• REQUIRED WORK:
Each entry has to be given again in its exact wording, and no picture may appear in the result.
※
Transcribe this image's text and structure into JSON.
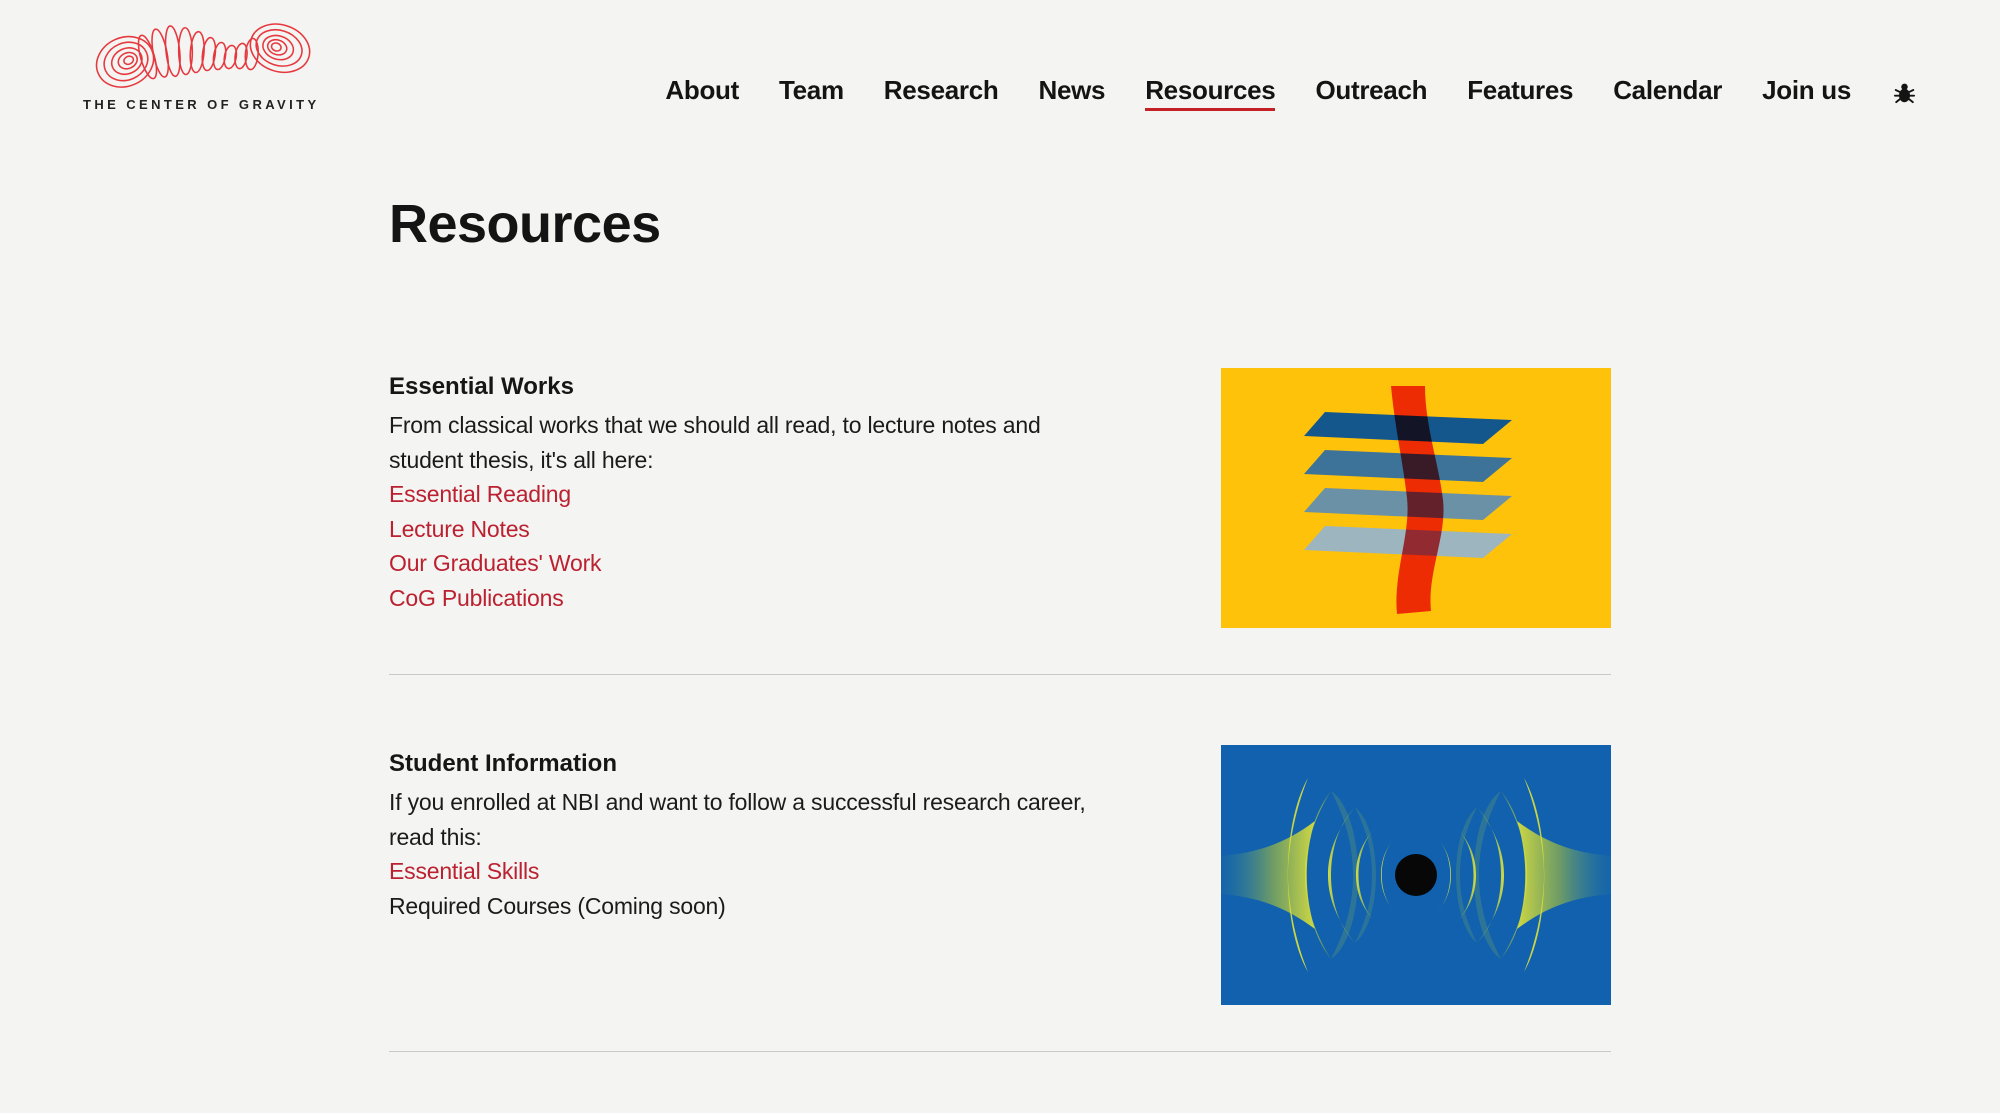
{
  "brand": {
    "name": "THE CENTER OF GRAVITY",
    "logo_icon": "gravity-wave-scribble-icon"
  },
  "nav": {
    "items": [
      {
        "label": "About",
        "active": false
      },
      {
        "label": "Team",
        "active": false
      },
      {
        "label": "Research",
        "active": false
      },
      {
        "label": "News",
        "active": false
      },
      {
        "label": "Resources",
        "active": true
      },
      {
        "label": "Outreach",
        "active": false
      },
      {
        "label": "Features",
        "active": false
      },
      {
        "label": "Calendar",
        "active": false
      },
      {
        "label": "Join us",
        "active": false
      }
    ],
    "trailing_icon": "bug-icon"
  },
  "page": {
    "title": "Resources"
  },
  "sections": [
    {
      "heading": "Essential Works",
      "description": "From classical works that we should all read, to lecture notes and\nstudent thesis, it's all here:",
      "links": [
        "Essential Reading",
        "Lecture Notes",
        "Our Graduates' Work",
        "CoG Publications"
      ],
      "plain_items": [],
      "illustration": "stacked-blue-planes-with-red-ribbon-on-yellow"
    },
    {
      "heading": "Student Information",
      "description": "If you enrolled at NBI and want to follow a successful research career,\nread this:",
      "links": [
        "Essential Skills"
      ],
      "plain_items": [
        "Required Courses (Coming soon)"
      ],
      "illustration": "black-hole-with-gravitational-waves-on-blue"
    }
  ],
  "colors": {
    "page-bg": "#f4f4f2",
    "text": "#151515",
    "accent-link": "#bb2130",
    "accent-underline": "#c42127",
    "logo-red": "#e6393f",
    "illustration-yellow": "#fec20a",
    "illustration-blue": "#1161ae"
  }
}
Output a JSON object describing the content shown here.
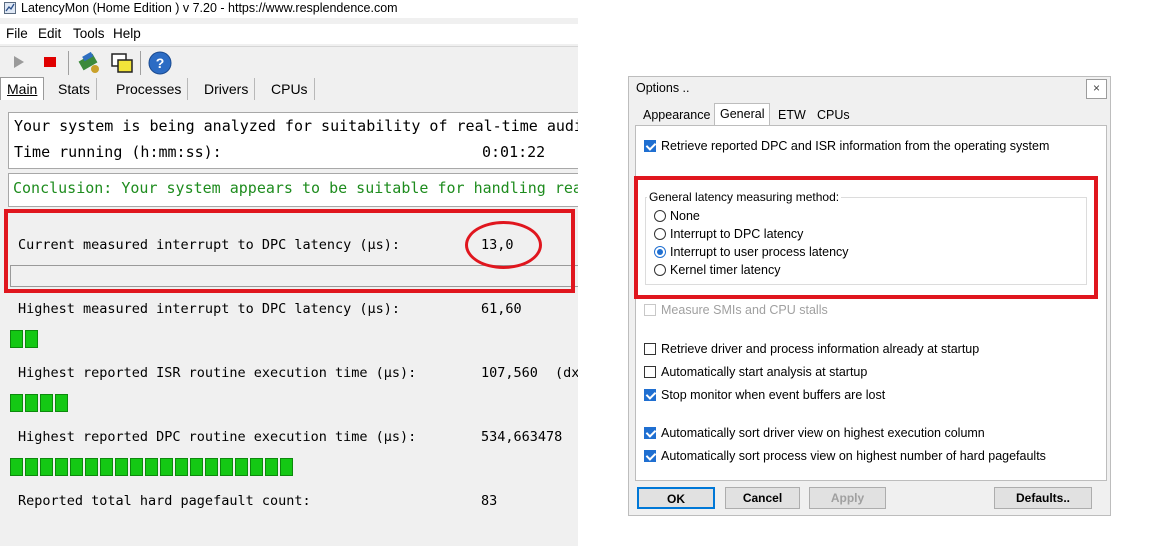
{
  "latencymon": {
    "title": "LatencyMon  (Home Edition )  v 7.20 - https://www.resplendence.com",
    "menu": [
      "File",
      "Edit",
      "Tools",
      "Help"
    ],
    "toolbar_icons": [
      "play-icon",
      "stop-icon",
      "drivers-icon",
      "windows-icon",
      "help-icon"
    ],
    "tabs": [
      "Main",
      "Stats",
      "Processes",
      "Drivers",
      "CPUs"
    ],
    "status": {
      "analyzing": "Your system is being analyzed for suitability of real-time audi",
      "time_label": "Time running (h:mm:ss):",
      "time_value": "0:01:22",
      "conclusion": "Conclusion: Your system appears to be suitable for handling rea"
    },
    "metrics": [
      {
        "label": "Current measured interrupt to DPC latency (µs):",
        "value": "13,0",
        "extra": "",
        "bar_segments": 0
      },
      {
        "label": "Highest measured interrupt to DPC latency (µs):",
        "value": "61,60",
        "extra": "",
        "bar_segments": 2
      },
      {
        "label": "Highest reported ISR routine execution time (µs):",
        "value": "107,560",
        "extra": "(dx",
        "bar_segments": 4
      },
      {
        "label": "Highest reported DPC routine execution time (µs):",
        "value": "534,663478",
        "extra": "",
        "bar_segments": 19
      },
      {
        "label": "Reported total hard pagefault count:",
        "value": "83",
        "extra": "",
        "bar_segments": 0
      }
    ],
    "colors": {
      "conclusion_text": "#1e8c1e",
      "gauge": "#14c814",
      "highlight": "#e0161e"
    }
  },
  "options": {
    "title": "Options ..",
    "close": "×",
    "tabs": [
      "Appearance",
      "General",
      "ETW",
      "CPUs"
    ],
    "selected_tab": "General",
    "retrieve_dpc": {
      "label": "Retrieve reported DPC and ISR information from the operating system",
      "checked": true
    },
    "method_group": {
      "label": "General latency measuring method:",
      "options": [
        {
          "label": "None",
          "selected": false
        },
        {
          "label": "Interrupt to DPC latency",
          "selected": false
        },
        {
          "label": "Interrupt to user process latency",
          "selected": true
        },
        {
          "label": "Kernel timer latency",
          "selected": false
        }
      ]
    },
    "measure_smi": {
      "label": "Measure SMIs and CPU stalls",
      "checked": false,
      "enabled": false
    },
    "checkboxes": [
      {
        "label": "Retrieve driver and process information already at startup",
        "checked": false
      },
      {
        "label": "Automatically start analysis at startup",
        "checked": false
      },
      {
        "label": "Stop monitor when event buffers are lost",
        "checked": true
      },
      {
        "label": "Automatically sort driver view on highest execution column",
        "checked": true
      },
      {
        "label": "Automatically sort process view on highest number of hard pagefaults",
        "checked": true
      }
    ],
    "buttons": {
      "ok": "OK",
      "cancel": "Cancel",
      "apply": "Apply",
      "defaults": "Defaults.."
    }
  }
}
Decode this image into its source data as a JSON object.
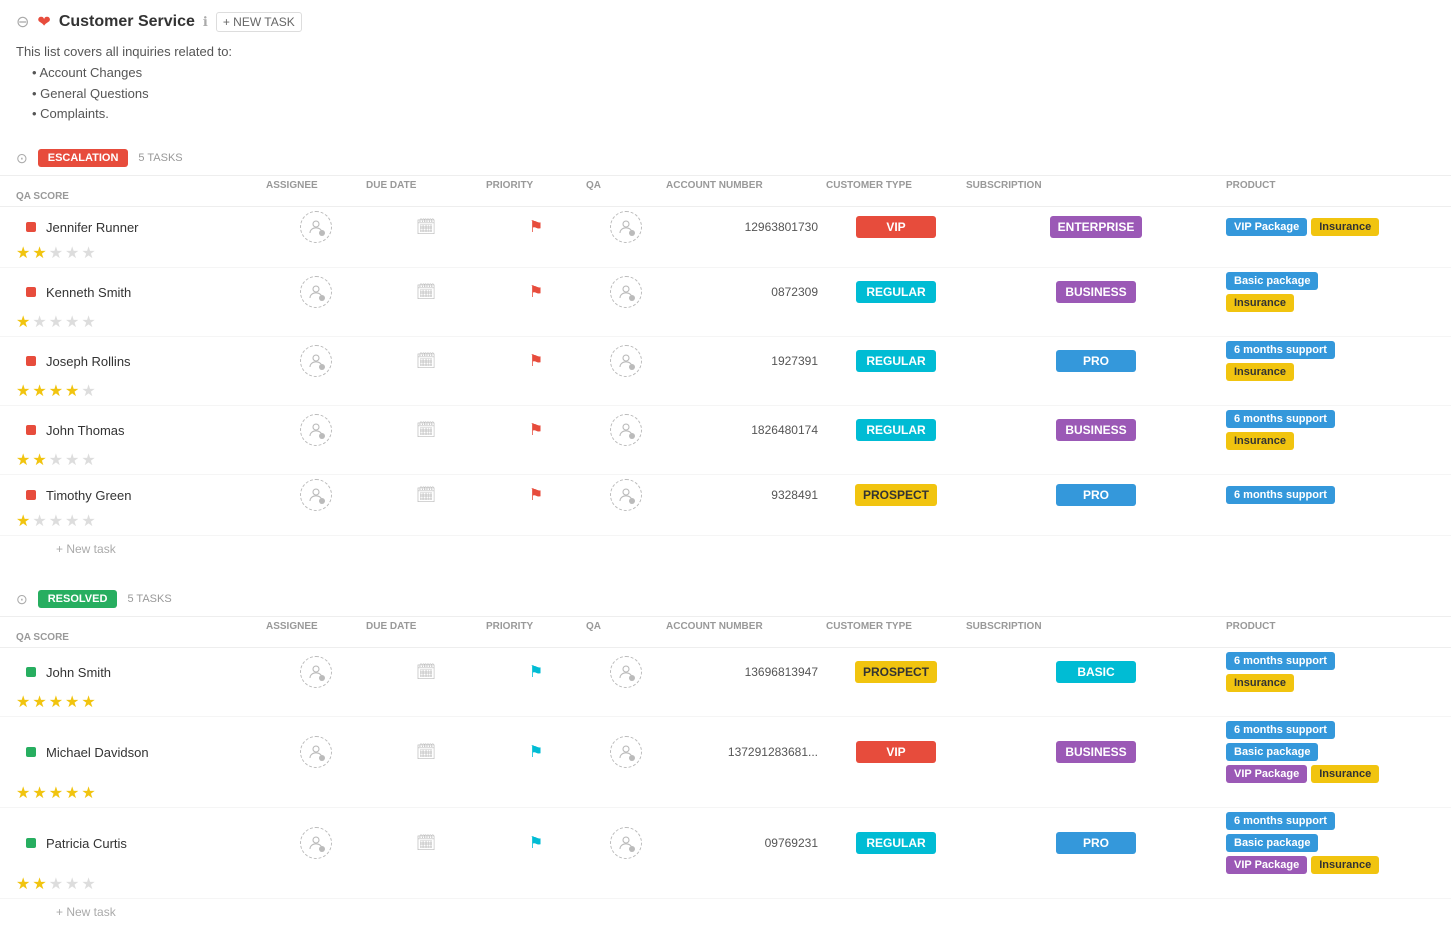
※
• RESULT FOR THIS EXERCISE:
Transcribe this image's text and structure into JSON.
{
  "brand": {
    "name": "THE CENTER OF GRAVITY",
    "logo_icon": "gravity-wave-scribble-icon"
  },
  "nav": {
    "items": [
      {
        "label": "About",
        "active": false
      },
      {
        "label": "Team",
        "active": false
      },
      {
        "label": "Research",
        "active": false
      },
      {
        "label": "News",
        "active": false
      },
      {
        "label": "Resources",
        "active": true
      },
      {
        "label": "Outreach",
        "active": false
      },
      {
        "label": "Features",
        "active": false
      },
      {
        "label": "Calendar",
        "active": false
      },
      {
        "label": "Join us",
        "active": false
      }
    ],
    "trailing_icon": "bug-icon"
  },
  "page": {
    "title": "Resources"
  },
  "sections": [
    {
      "heading": "Essential Works",
      "description": "From classical works that we should all read, to lecture notes and\nstudent thesis, it's all here:",
      "links": [
        "Essential Reading",
        "Lecture Notes",
        "Our Graduates' Work",
        "CoG Publications"
      ],
      "plain_items": [],
      "illustration": "stacked-blue-planes-with-red-ribbon-on-yellow"
    },
    {
      "heading": "Student Information",
      "description": "If you enrolled at NBI and want to follow a successful research career,\nread this:",
      "links": [
        "Essential Skills"
      ],
      "plain_items": [
        "Required Courses (Coming soon)"
      ],
      "illustration": "black-hole-with-gravitational-waves-on-blue"
    }
  ],
  "colors": {
    "page-bg": "#f4f4f2",
    "text": "#151515",
    "accent-link": "#bb2130",
    "accent-underline": "#c42127",
    "logo-red": "#e6393f",
    "illustration-yellow": "#fec20a",
    "illustration-blue": "#1161ae"
  }
}
Output a JSON object describing the content shown here.
{
  "latencymon": {
    "title": "LatencyMon  (Home Edition )  v 7.20 - https://www.resplendence.com",
    "menu": [
      "File",
      "Edit",
      "Tools",
      "Help"
    ],
    "toolbar_icons": [
      "play-icon",
      "stop-icon",
      "drivers-icon",
      "windows-icon",
      "help-icon"
    ],
    "tabs": [
      "Main",
      "Stats",
      "Processes",
      "Drivers",
      "CPUs"
    ],
    "status": {
      "analyzing": "Your system is being analyzed for suitability of real-time audi",
      "time_label": "Time running (h:mm:ss):",
      "time_value": "0:01:22",
      "conclusion": "Conclusion: Your system appears to be suitable for handling rea"
    },
    "metrics": [
      {
        "label": "Current measured interrupt to DPC latency (µs):",
        "value": "13,0",
        "extra": "",
        "bar_segments": 0
      },
      {
        "label": "Highest measured interrupt to DPC latency (µs):",
        "value": "61,60",
        "extra": "",
        "bar_segments": 2
      },
      {
        "label": "Highest reported ISR routine execution time (µs):",
        "value": "107,560",
        "extra": "(dx",
        "bar_segments": 4
      },
      {
        "label": "Highest reported DPC routine execution time (µs):",
        "value": "534,663478",
        "extra": "",
        "bar_segments": 19
      },
      {
        "label": "Reported total hard pagefault count:",
        "value": "83",
        "extra": "",
        "bar_segments": 0
      }
    ],
    "colors": {
      "conclusion_text": "#1e8c1e",
      "gauge": "#14c814",
      "highlight": "#e0161e"
    }
  },
  "options": {
    "title": "Options ..",
    "close": "×",
    "tabs": [
      "Appearance",
      "General",
      "ETW",
      "CPUs"
    ],
    "selected_tab": "General",
    "retrieve_dpc": {
      "label": "Retrieve reported DPC and ISR information from the operating system",
      "checked": true
    },
    "method_group": {
      "label": "General latency measuring method:",
      "options": [
        {
          "label": "None",
          "selected": false
        },
        {
          "label": "Interrupt to DPC latency",
          "selected": false
        },
        {
          "label": "Interrupt to user process latency",
          "selected": true
        },
        {
          "label": "Kernel timer latency",
          "selected": false
        }
      ]
    },
    "measure_smi": {
      "label": "Measure SMIs and CPU stalls",
      "checked": false,
      "enabled": false
    },
    "checkboxes": [
      {
        "label": "Retrieve driver and process information already at startup",
        "checked": false
      },
      {
        "label": "Automatically start analysis at startup",
        "checked": false
      },
      {
        "label": "Stop monitor when event buffers are lost",
        "checked": true
      },
      {
        "label": "Automatically sort driver view on highest execution column",
        "checked": true
      },
      {
        "label": "Automatically sort process view on highest number of hard pagefaults",
        "checked": true
      }
    ],
    "buttons": {
      "ok": "OK",
      "cancel": "Cancel",
      "apply": "Apply",
      "defaults": "Defaults.."
    }
  }
}
Decode this image into its source data as a JSON object.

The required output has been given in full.